[[ Data to examine open ]]

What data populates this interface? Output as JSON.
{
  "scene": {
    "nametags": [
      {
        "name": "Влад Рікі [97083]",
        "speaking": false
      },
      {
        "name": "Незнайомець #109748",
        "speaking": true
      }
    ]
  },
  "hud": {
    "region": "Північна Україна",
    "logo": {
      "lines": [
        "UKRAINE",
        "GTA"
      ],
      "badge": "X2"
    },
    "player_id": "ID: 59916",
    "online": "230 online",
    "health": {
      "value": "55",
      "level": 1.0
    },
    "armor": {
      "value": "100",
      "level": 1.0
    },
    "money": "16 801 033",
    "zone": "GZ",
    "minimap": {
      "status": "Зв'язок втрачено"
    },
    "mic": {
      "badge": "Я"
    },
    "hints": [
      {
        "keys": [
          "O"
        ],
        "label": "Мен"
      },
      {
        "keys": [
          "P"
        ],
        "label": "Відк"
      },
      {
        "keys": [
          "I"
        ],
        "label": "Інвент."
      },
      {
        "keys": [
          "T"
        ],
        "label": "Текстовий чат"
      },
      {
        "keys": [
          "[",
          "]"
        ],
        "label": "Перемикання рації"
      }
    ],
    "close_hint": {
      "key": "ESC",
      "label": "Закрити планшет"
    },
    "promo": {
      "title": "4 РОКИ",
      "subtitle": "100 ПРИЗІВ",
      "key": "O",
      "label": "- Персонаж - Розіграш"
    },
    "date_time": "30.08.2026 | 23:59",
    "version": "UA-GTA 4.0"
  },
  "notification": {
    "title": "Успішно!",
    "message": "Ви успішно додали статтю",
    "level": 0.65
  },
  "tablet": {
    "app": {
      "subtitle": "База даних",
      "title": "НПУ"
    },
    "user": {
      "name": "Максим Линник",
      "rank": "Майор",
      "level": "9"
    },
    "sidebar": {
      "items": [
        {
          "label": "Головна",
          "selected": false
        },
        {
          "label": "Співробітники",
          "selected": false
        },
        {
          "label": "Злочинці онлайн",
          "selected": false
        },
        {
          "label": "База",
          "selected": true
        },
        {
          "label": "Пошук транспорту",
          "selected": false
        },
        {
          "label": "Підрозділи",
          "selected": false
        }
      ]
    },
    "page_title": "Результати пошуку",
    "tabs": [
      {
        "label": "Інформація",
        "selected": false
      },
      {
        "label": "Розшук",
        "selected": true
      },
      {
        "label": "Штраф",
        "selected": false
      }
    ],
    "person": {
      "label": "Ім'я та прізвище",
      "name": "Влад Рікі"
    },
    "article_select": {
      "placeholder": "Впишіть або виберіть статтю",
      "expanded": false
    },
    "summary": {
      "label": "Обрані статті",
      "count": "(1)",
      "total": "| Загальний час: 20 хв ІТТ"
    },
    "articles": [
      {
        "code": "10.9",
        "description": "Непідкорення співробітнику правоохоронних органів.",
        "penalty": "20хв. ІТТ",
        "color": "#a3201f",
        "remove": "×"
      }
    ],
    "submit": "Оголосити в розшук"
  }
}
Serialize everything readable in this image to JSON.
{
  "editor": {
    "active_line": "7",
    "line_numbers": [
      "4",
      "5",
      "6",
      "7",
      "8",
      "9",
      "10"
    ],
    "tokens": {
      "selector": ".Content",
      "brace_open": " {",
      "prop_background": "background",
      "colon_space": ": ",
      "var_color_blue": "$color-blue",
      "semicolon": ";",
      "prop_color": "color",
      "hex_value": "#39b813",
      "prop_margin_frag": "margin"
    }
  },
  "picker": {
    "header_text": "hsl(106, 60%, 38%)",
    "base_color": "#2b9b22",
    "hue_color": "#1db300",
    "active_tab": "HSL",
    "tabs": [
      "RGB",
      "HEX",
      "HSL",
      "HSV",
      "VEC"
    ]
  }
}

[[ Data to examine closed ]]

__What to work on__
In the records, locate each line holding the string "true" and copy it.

__Expected answer__
        "speaking": true
          "selected": true
        "selected": true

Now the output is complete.